Update 09/04/2020: The World Health Organization (WHO) has recently reviewed its position on face masks in light of new evidence, updating its advice guidelines on April 6, but has maintained its original position that it's not necessary for the general public to wear them. Although masks could help limit the spread of COVID-19, the WHO concluded they are insufficient on their own and cannot guarantee protection.
There’s been a lot of flip-flopping when it comes to health authorities’ stances on face masks, leading to confusion about their effectiveness in preventing the spread of COVID-19. So, here’s the latest on face masks, their effectiveness, and why there’s so much controversy around the issue.
One of the biggest U-turns on face masks came from the US on April 3, when the Centers for Disease Control and Prevention (C DC) issued new guidelines advising people to wear cloth face masks if they leave their house. This advice came after weeks of insisting the public should only wear the mask if they were sick or were directly caring for infected people.
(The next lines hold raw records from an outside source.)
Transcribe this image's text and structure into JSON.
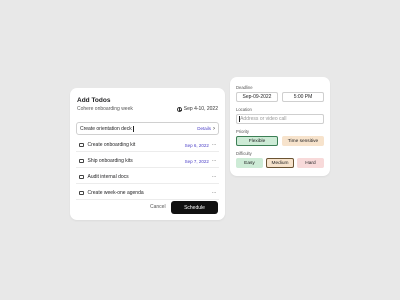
{
  "todos": {
    "title": "Add Todos",
    "subtitle": "Cohere onboarding week",
    "date": "Sep 4-10, 2022",
    "active_input": "Create orientation deck",
    "details_label": "Details",
    "items": [
      {
        "label": "Create onboarding kit",
        "date": "Sep 6, 2022",
        "more": "···"
      },
      {
        "label": "Ship onboarding kits",
        "date": "Sep 7, 2022",
        "more": "···"
      },
      {
        "label": "Audit internal docs",
        "date": "",
        "more": "···"
      },
      {
        "label": "Create week-one agenda",
        "date": "",
        "more": "···"
      }
    ],
    "cancel_label": "Cancel",
    "schedule_label": "Schedule"
  },
  "schedule": {
    "deadline_label": "Deadline",
    "deadline_date": "Sep-09-2022",
    "deadline_time": "5:00 PM",
    "location_label": "Location",
    "location_placeholder": "Address or video call",
    "priority_label": "Priority",
    "priority_options": [
      "Flexible",
      "Time sensitive"
    ],
    "difficulty_label": "Difficulty",
    "difficulty_options": [
      "Easy",
      "Medium",
      "Hard"
    ]
  },
  "colors": {
    "accent": "#4b3fc7",
    "primary_button": "#111111",
    "green_chip": "#cdebd6",
    "orange_chip": "#f7e3cc",
    "red_chip": "#f8dada"
  }
}
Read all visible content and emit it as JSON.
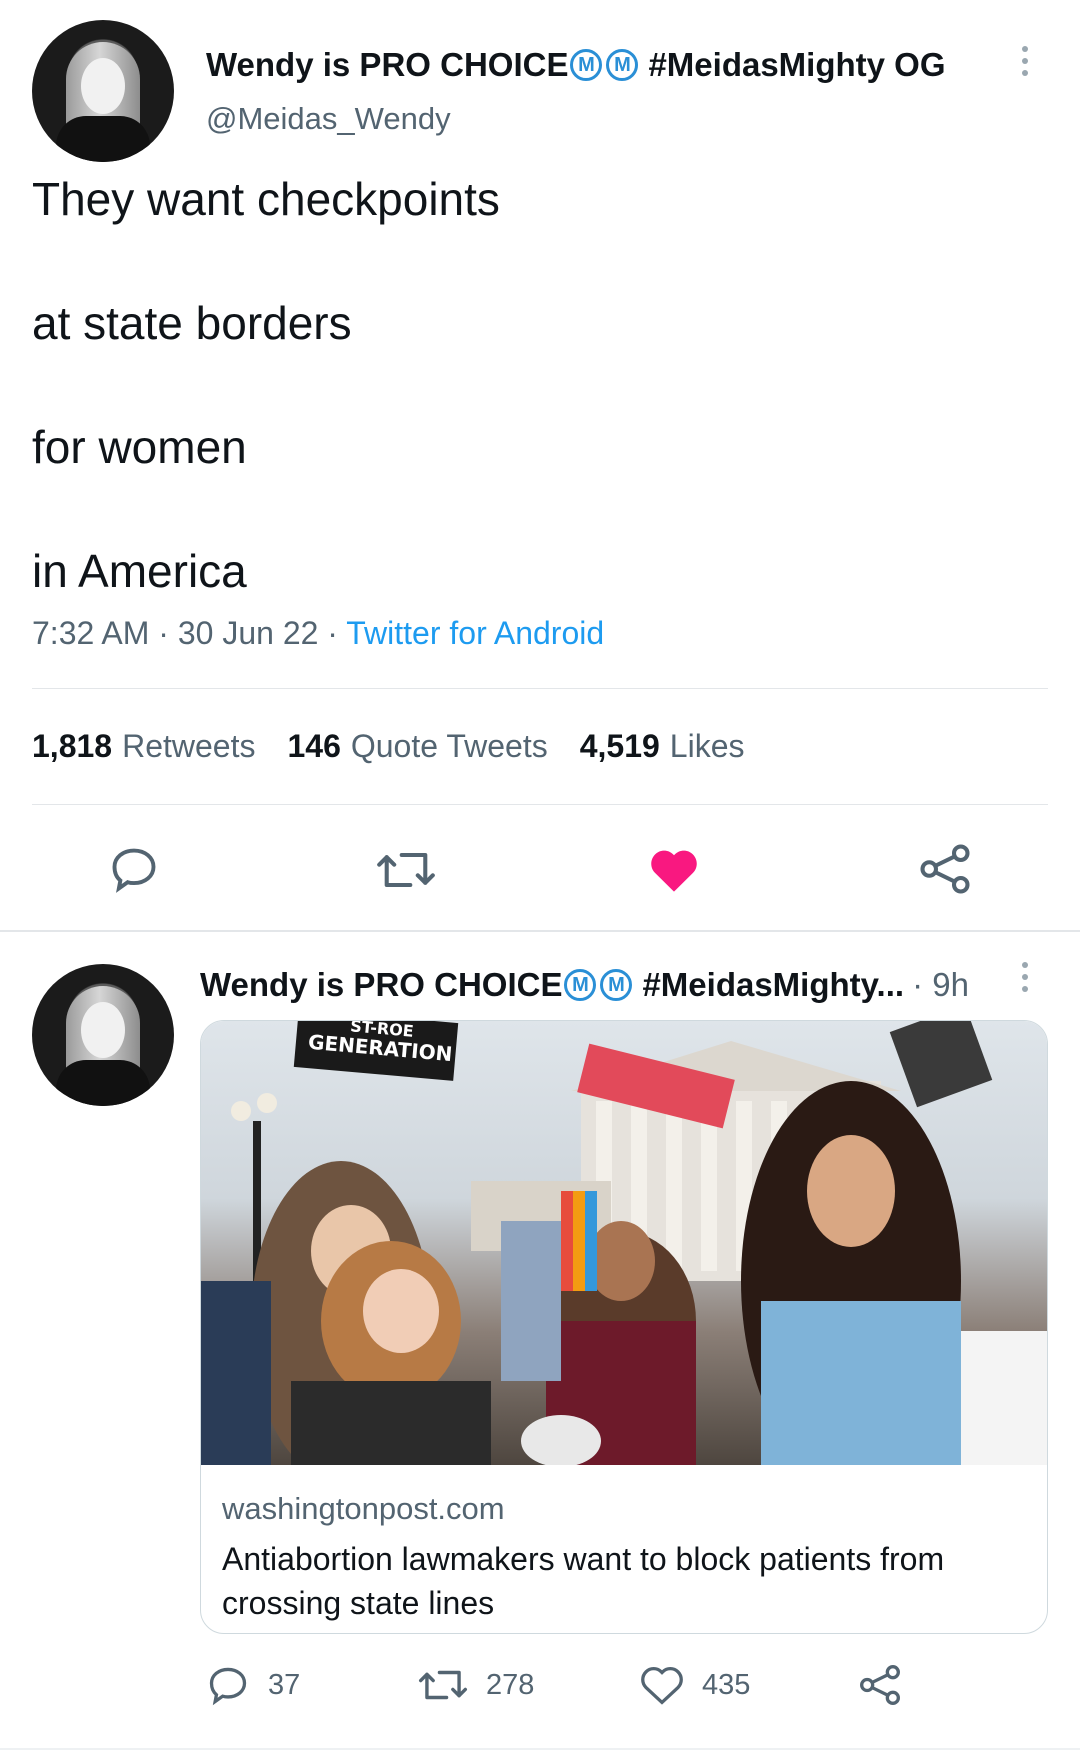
{
  "main_tweet": {
    "author": {
      "name": "Wendy is PRO CHOICE",
      "badge1": "M",
      "badge2": "M",
      "name_suffix": "#MeidasMighty OG",
      "handle": "@Meidas_Wendy"
    },
    "text_lines": [
      "They want checkpoints",
      "at state borders",
      "for women",
      "in America"
    ],
    "time": "7:32 AM",
    "date": "30 Jun 22",
    "source": "Twitter for Android",
    "stats": {
      "retweets_count": "1,818",
      "retweets_label": "Retweets",
      "quotes_count": "146",
      "quotes_label": "Quote Tweets",
      "likes_count": "4,519",
      "likes_label": "Likes"
    },
    "liked": true,
    "like_color": "#f91880"
  },
  "second_tweet": {
    "author": {
      "name": "Wendy is PRO CHOICE",
      "badge1": "M",
      "badge2": "M",
      "name_suffix": "#MeidasMighty...",
      "time": "· 9h"
    },
    "card": {
      "image_sign_text": "GENERATION",
      "image_sign_top": "ST-ROE",
      "domain": "washingtonpost.com",
      "title": "Antiabortion lawmakers want to block patients from crossing state lines"
    },
    "counts": {
      "replies": "37",
      "retweets": "278",
      "likes": "435"
    }
  },
  "colors": {
    "accent": "#1d9bf0",
    "text": "#0f1419",
    "secondary": "#536471",
    "badge": "#2a8fd6"
  },
  "icons": [
    "more-icon",
    "reply-icon",
    "retweet-icon",
    "like-icon",
    "share-icon"
  ]
}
To further add to the confusion, President Donald Trump said the guideline to wear face masks was "voluntary,” adding "You do not have to do it. I don't think I'm going to be doing it."
The World Health Organization (WHO) on the other hand argues that face masks should only be worn by carers and not by the general public. However, after initially following this recommendation, numerous governments in Europe have now told their citizens to wear face masks in public.
What Does The Science Say?
Scientists are still undecided on whether SARS-CoV-2, the coronavirus responsible for COVID-19, is airborne and can be spread via aerosol (tiny floating droplets of liquid that are coughed or sneezed out). While it could take years for scientists to reach a cast-iron consensus, there is increasing evidence that airborne droplets are an important mode of transmission.
If this is the case, then a physical barrier over the nose and mouth could provide some protection. A recent study by the University of Maryland, published in the journal Nature Medicine, found that face masks may limit the spread of some seasonable respiratory diseases, including coronaviruses. Although the research didn’t assess whether the mask protects the wearer from infections, it did suggest they may limit how much an infected person can spread infectious respiratory diseases through coughs and sneezes.
Some Chinese experts have even suggested that the US and Europe are struggling to cope with the outbreak because they are culturally averse to wearing face masks in public, as opposed to many parts of East Asia where they are the norm. "The big mistake in the US and Europe is that people aren't wearing masks," George Gao, the head of the China Center for Disease Control, told the journal Science.
However, not all public health experts are convinced. One of the main points of argument is that viruses are tiny and would be able to penetrate most face masks.
“What confuses people about mask use is whether it provides absolute protection; does it stop all virus? The answer to that, for most masks, is no. But if you ask if it stops some virus, the answer is yes,” said Professor Ian Jones, Professor of Virology at the University of Reading, UK.
Some experts say any protection is better than nothing, but others say unnecessarily wearing face masks is wasteful – which is perhaps one of the most important points in the debate.
Many countries across the world have reported difficulty in obtaining enough personal protective equipment (PPE), especially face masks, for their frontline healthcare staff. These are the people who need the scarce supplies the most. After all, the risk to the public walking down the street is much lower compared to healthcare workers coming into close contact with a huge number of infected patients daily.
“We should also remember that face masks are not an infinite resource and should be reserved for when they are most effective. It would not be good if we were not able to provide masks to healthcare workers because the public had consumed supplies,” said Dr Ben Killingley, Infectious Disease Physician at the Royal Free Hospital in London.
In light of this, the CDC is now advising people covering their nose and mouth with any cloth mask, even if that's a scarf or bandana.
Follow Your National Health Authority's Advice
In sum, it’s no surprise if you've felt a bit confused about the issue. If you’re still in doubt, you should check your national health authority's website for advice. They will – hopefully – be able to give you the latest and most relevant advice based on your own country’s situation.